[DATASET RECORDS Boundary: Start]
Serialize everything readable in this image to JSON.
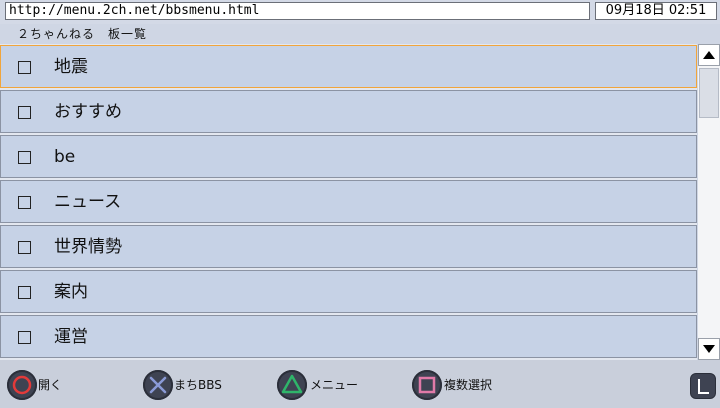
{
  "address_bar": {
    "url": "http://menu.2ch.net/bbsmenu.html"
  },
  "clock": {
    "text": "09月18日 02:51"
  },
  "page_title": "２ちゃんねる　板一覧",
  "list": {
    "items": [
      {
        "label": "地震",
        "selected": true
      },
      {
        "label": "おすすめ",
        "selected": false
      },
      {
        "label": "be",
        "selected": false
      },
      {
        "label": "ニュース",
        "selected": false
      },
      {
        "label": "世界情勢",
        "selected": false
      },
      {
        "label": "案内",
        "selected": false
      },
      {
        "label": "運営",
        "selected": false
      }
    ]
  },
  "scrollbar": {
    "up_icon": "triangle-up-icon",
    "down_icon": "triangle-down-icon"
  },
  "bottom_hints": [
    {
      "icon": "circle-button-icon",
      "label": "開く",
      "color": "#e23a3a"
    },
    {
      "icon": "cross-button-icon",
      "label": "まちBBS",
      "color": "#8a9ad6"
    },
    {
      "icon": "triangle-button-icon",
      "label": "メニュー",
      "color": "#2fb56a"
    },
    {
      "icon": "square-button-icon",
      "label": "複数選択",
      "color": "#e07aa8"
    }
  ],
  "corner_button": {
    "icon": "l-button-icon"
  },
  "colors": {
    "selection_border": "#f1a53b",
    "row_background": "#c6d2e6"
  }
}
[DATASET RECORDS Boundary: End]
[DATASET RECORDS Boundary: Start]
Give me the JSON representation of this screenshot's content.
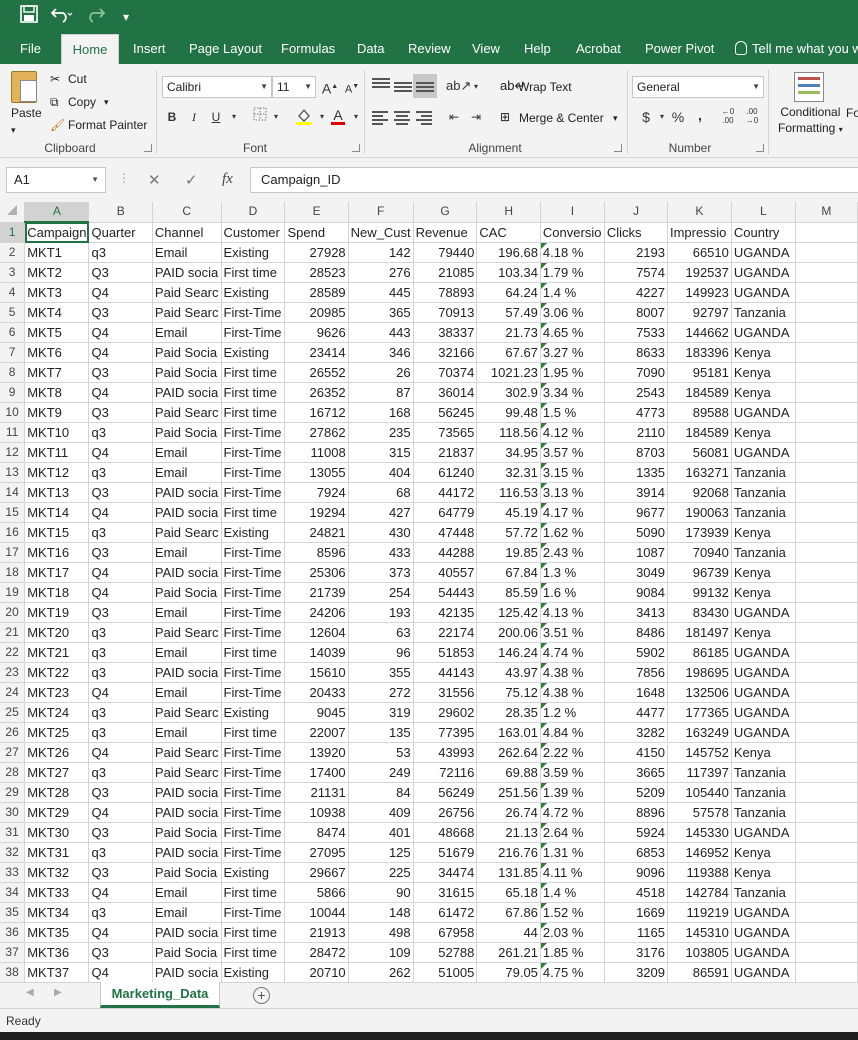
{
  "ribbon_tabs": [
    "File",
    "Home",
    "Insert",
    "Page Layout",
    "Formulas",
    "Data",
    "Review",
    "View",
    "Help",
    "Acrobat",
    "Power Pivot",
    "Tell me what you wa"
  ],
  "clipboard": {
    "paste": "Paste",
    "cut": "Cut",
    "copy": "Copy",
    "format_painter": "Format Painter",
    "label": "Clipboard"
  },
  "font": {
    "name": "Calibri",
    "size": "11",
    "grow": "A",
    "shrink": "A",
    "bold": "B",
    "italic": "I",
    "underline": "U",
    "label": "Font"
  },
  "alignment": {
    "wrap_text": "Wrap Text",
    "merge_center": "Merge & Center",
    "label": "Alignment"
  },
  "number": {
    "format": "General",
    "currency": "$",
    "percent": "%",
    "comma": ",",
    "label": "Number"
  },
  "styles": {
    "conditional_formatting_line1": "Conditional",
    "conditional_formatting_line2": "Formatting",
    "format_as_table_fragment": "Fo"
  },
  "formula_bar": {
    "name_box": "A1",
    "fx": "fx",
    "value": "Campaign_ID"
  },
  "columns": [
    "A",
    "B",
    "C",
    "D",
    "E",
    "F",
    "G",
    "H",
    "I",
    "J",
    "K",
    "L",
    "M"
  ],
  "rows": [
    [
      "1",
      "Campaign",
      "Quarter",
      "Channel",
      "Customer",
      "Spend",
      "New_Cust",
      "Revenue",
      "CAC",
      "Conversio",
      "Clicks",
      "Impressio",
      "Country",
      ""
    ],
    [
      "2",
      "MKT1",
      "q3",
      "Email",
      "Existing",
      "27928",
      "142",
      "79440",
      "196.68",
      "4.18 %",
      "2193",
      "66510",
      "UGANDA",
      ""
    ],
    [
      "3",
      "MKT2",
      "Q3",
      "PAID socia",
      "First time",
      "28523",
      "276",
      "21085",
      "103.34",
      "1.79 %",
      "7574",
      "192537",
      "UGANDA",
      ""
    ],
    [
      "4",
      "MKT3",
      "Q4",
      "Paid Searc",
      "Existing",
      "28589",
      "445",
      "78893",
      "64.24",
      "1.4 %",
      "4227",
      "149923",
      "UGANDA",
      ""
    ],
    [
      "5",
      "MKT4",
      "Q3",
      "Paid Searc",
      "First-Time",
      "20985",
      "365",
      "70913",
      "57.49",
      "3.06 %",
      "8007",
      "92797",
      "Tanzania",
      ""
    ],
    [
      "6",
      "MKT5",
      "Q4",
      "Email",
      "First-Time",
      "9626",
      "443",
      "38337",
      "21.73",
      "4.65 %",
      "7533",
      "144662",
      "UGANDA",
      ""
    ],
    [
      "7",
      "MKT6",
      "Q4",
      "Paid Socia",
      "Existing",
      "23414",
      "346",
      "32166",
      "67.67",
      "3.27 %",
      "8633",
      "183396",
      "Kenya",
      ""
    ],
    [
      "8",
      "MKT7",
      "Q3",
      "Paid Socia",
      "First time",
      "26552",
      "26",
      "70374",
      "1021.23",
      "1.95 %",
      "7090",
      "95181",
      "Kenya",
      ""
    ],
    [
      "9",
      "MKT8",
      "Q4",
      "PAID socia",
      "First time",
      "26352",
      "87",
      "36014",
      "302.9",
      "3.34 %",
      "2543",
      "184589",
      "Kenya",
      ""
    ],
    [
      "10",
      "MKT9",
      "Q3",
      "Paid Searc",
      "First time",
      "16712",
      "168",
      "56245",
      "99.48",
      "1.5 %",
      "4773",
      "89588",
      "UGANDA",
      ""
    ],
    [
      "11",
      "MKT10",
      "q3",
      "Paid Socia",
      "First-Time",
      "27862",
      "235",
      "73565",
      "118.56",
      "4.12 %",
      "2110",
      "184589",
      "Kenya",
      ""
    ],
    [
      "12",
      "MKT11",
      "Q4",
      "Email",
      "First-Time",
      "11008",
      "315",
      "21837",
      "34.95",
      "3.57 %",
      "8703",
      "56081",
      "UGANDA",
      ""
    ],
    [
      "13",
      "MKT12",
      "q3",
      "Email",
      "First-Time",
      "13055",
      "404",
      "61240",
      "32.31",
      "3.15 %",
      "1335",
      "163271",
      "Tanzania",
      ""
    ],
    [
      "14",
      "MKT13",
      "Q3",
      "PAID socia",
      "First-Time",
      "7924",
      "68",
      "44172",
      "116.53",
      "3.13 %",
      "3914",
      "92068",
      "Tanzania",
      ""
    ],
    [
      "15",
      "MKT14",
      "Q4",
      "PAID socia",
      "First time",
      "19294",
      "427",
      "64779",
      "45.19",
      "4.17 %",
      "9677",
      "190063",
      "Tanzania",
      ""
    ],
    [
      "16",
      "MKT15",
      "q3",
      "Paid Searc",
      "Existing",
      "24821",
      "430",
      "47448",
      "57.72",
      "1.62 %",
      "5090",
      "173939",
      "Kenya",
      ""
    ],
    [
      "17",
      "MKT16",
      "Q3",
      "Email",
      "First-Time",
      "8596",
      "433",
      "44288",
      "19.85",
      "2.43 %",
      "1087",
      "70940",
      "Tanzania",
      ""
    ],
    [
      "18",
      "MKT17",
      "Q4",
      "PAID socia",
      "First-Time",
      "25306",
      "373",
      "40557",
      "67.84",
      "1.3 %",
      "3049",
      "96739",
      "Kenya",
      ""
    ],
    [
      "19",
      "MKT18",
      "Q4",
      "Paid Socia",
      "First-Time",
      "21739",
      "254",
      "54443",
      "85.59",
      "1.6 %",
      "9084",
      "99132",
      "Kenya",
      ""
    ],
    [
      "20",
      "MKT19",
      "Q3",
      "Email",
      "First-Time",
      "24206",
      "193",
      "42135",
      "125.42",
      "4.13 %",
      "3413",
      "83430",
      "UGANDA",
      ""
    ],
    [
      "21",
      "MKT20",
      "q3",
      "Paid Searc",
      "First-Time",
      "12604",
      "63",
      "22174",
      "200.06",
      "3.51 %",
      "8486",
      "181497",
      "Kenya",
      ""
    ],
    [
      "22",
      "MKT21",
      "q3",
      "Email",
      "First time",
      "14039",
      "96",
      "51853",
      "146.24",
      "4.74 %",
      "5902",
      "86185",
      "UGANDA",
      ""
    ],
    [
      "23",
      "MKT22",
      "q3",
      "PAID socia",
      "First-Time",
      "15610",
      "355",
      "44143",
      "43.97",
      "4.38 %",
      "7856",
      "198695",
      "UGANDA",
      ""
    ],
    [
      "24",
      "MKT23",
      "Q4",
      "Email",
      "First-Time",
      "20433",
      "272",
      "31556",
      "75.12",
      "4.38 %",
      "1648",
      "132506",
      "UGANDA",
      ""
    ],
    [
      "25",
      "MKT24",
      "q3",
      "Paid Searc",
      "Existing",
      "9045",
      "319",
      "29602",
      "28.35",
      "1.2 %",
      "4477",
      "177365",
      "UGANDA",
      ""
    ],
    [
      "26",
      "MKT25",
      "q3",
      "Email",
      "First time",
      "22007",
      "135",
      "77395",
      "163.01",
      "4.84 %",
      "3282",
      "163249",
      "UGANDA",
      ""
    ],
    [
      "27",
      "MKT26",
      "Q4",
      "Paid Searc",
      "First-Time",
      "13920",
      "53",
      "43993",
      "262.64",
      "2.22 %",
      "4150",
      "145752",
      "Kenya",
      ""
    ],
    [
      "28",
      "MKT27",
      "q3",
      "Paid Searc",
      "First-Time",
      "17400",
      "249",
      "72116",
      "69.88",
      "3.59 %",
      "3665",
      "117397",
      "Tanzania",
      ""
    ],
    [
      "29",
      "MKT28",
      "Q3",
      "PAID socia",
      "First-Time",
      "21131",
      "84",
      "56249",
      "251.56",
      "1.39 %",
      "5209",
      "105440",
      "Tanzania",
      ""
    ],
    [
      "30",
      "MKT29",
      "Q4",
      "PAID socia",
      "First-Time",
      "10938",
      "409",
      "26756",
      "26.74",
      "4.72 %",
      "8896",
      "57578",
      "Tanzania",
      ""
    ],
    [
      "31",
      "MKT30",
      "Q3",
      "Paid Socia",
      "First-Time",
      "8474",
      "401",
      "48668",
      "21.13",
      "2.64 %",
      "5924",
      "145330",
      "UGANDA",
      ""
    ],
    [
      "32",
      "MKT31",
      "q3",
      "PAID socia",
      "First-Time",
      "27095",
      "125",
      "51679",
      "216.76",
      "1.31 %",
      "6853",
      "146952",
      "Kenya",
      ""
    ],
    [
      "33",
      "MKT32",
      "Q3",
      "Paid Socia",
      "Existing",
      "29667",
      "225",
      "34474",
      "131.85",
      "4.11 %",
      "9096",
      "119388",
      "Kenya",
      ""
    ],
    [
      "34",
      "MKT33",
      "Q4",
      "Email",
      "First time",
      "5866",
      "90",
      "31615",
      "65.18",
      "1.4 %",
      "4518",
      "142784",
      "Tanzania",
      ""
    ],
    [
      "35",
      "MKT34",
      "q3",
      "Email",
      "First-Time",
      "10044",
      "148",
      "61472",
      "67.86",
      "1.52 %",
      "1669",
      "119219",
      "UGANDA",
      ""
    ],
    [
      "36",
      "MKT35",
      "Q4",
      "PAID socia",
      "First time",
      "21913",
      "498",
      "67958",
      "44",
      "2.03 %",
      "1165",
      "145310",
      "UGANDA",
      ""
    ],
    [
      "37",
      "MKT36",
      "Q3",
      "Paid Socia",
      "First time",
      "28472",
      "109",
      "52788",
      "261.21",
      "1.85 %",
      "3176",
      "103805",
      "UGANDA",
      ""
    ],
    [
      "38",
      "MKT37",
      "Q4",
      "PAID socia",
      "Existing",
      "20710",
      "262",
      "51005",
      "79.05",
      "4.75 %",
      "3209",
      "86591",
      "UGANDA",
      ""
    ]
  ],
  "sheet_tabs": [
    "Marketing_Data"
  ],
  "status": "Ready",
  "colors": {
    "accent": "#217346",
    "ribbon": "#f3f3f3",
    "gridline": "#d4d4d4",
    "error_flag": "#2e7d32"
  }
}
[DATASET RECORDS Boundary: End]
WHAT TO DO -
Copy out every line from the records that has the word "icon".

REPLY -
    "up_icon": "triangle-up-icon",
    "down_icon": "triangle-down-icon"
      "icon": "circle-button-icon",
      "icon": "cross-button-icon",
      "icon": "triangle-button-icon",
      "icon": "square-button-icon",
    "icon": "l-button-icon"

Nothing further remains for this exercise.